Thank you again for inviting me today… and congratulations on achieving such a significant milestone in this important effort.
For more on the Nuclear Power 2010 program, drop by Searching for the Truth.

Technorati tags: , , , , ,

Comments

Anonymous said…
How much of the increase in costs of the 1970's nuclear plants was due to frivolous lawsuits by the self-styled guardians of the environment, led by the likes of one Ms. J__e F___a, who learnt their physics from "The China Syndrome"? It is my view that if these activists had been required to pay the costs of their unsuccessful litigation, the costs of construction would not have blown out by billions. Nuclear power is safe, and in the West always was. TMI proved that containment works and is a prudent safety measure. If all the plants ordered in the 1970's had been built, the USA would not be diffident about acceding to Kyoto, we would already be producing less green house gases than in 1970 .

Popular posts from this blog

Making Clouds for a Living

Donell Banks works at Southern Nuclear’s Plant Vogtle units 3 and 4 as a shift supervisor in Operations, but is in the process of transitioning to his newly appointed role as the daily work controls manager. He has been in the nuclear energy industry for about 11 years.

I love what I do because I have the unique opportunity to help shape the direction and influence the culture for the future of nuclear power in the United States. Every single day presents a new challenge, but I wouldn't have it any other way. As a shift supervisor, I was primarily responsible for managing the development of procedures and programs to support operation of the first new nuclear units in the United States in more than 30 years. As the daily work controls manager, I will be responsible for oversight of the execution and scheduling of daily work to ensure organizational readiness to operate the new units.

I envision a nuclear energy industry that leverages the technology of today to improve efficiency…

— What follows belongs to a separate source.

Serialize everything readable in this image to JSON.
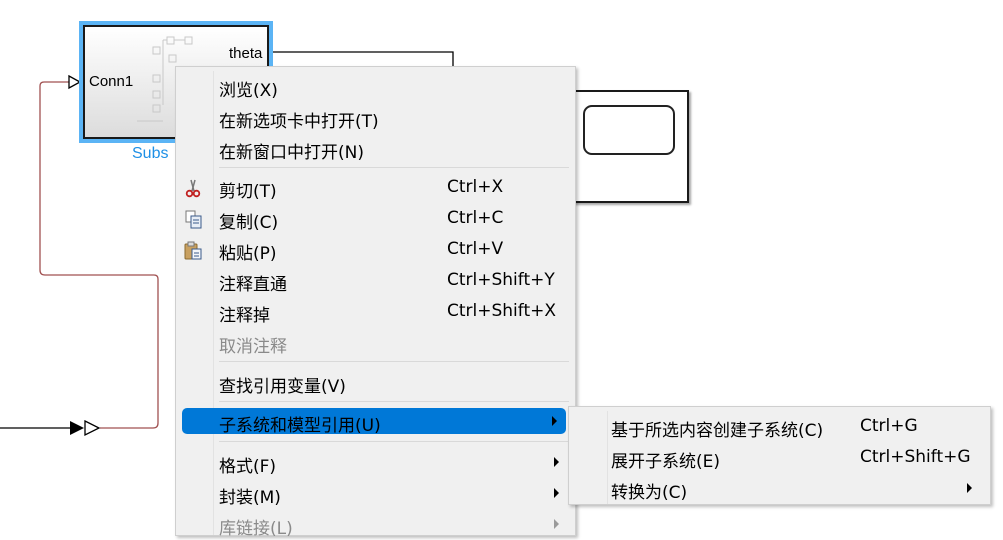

Nuclear: Energy for All Political Seasons

The electoral college will soon confirm a surprise election result, Donald Trump. However, in the electricity world, there are fewer surprises – physics and economics will continue to apply, and Republicans and Democrats are going to find a lot to like about nuclear energy over the next four years.

In a Trump administration, the carbon conversation is going to be less prominent. But the nuclear value proposition is still there. We bring steady jobs to rural areas, including in the Rust Belt, which put Donald Trump in office. Nuclear plants keep the surrounding communities vibrant.

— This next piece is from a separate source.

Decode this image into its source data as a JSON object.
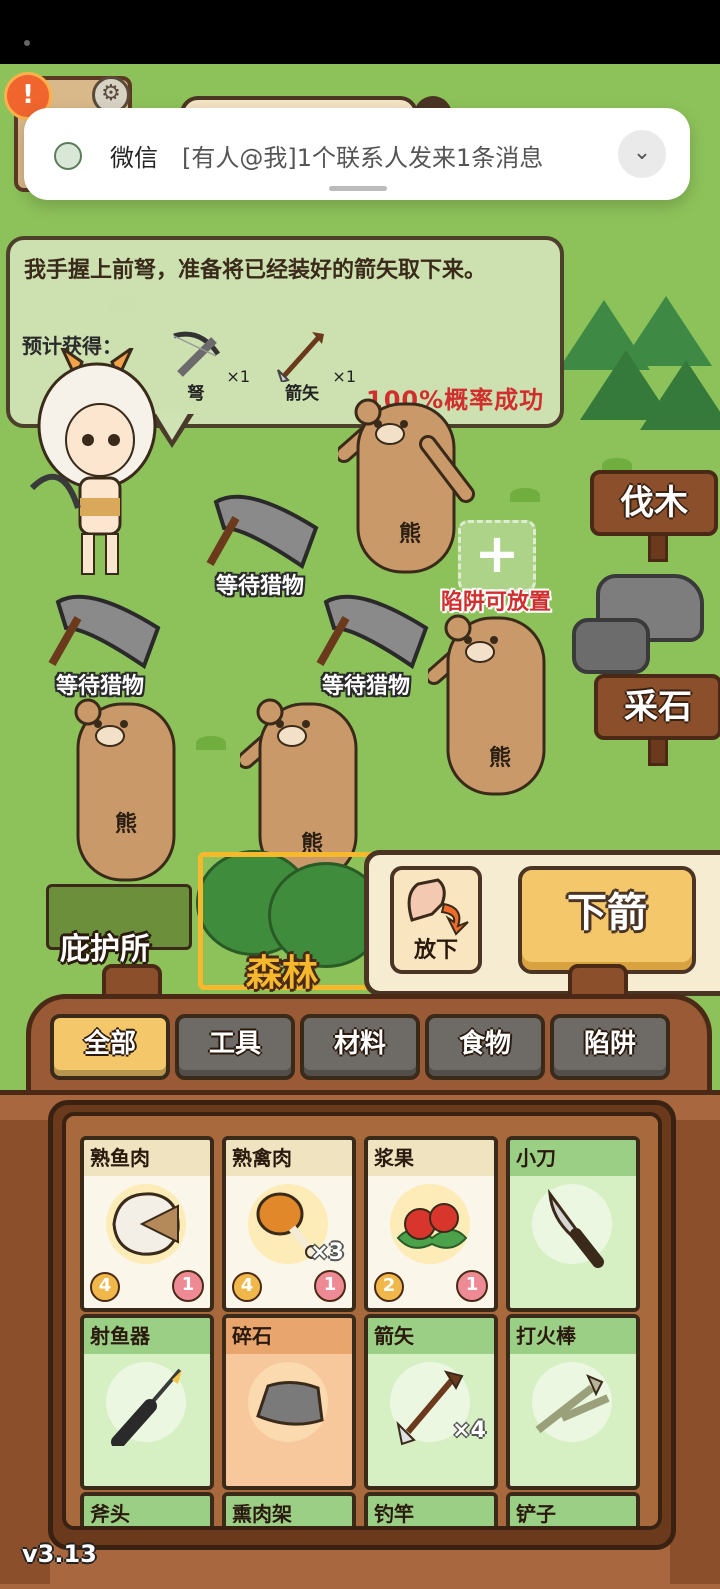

We hold down electricity costs for the whole economy. We provide energy diversity, reducing the risk of disruption. We are a critical part of America’s industrial infrastructure, and the importance of infrastructure is something that President-Elect Trump has stressed.

One of our infrastructure challenges is natural gas pipelines, which have gotten more congested as extremely low gas prices have pulled m…

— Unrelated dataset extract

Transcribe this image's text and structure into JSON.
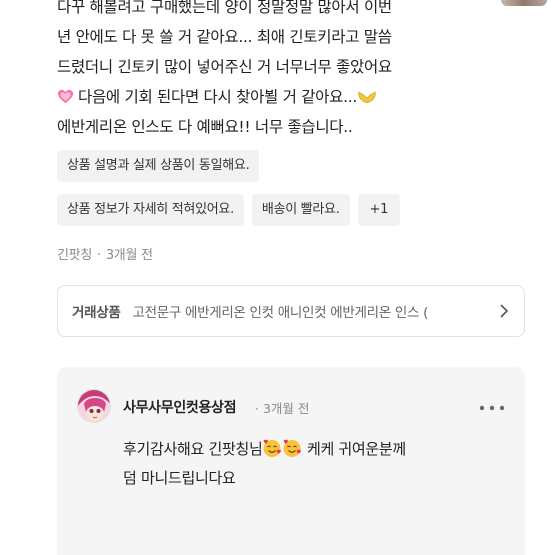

Innovation Fuels the Nuclear Legacy: Southern Nuclear Employees Share Their Stories

Blake Bolt and Sharimar Colon are excited about nuclear energy. Each works at Southern Nuclear Co. and sees firsthand how their ingenuity powers the nation’s largest supply of clean energy. For Powered by Our People, they shared their stories of advocacy, innovation in the workplace and efforts to promote efficiency. Their passion for nuclear energy casts a bright future for the industry.

Blake Bolt has worked in the nuclear industry for six years and is currently the work week manager at Hatch Nuclear Plant in Georgia. He takes pride in an industry he might one day pass on to his children.

What is your job and why do you enjoy doing it?
As a Work Week Manager at Plant Hatch, my primary responsibility is to ensure nuclear safety and manage the risk associated with work by planning, scheduling, preparing and executing work to maximize the availability and reliability of station equipment and systems. I love my job because it enables me to work directly with every department on the plant…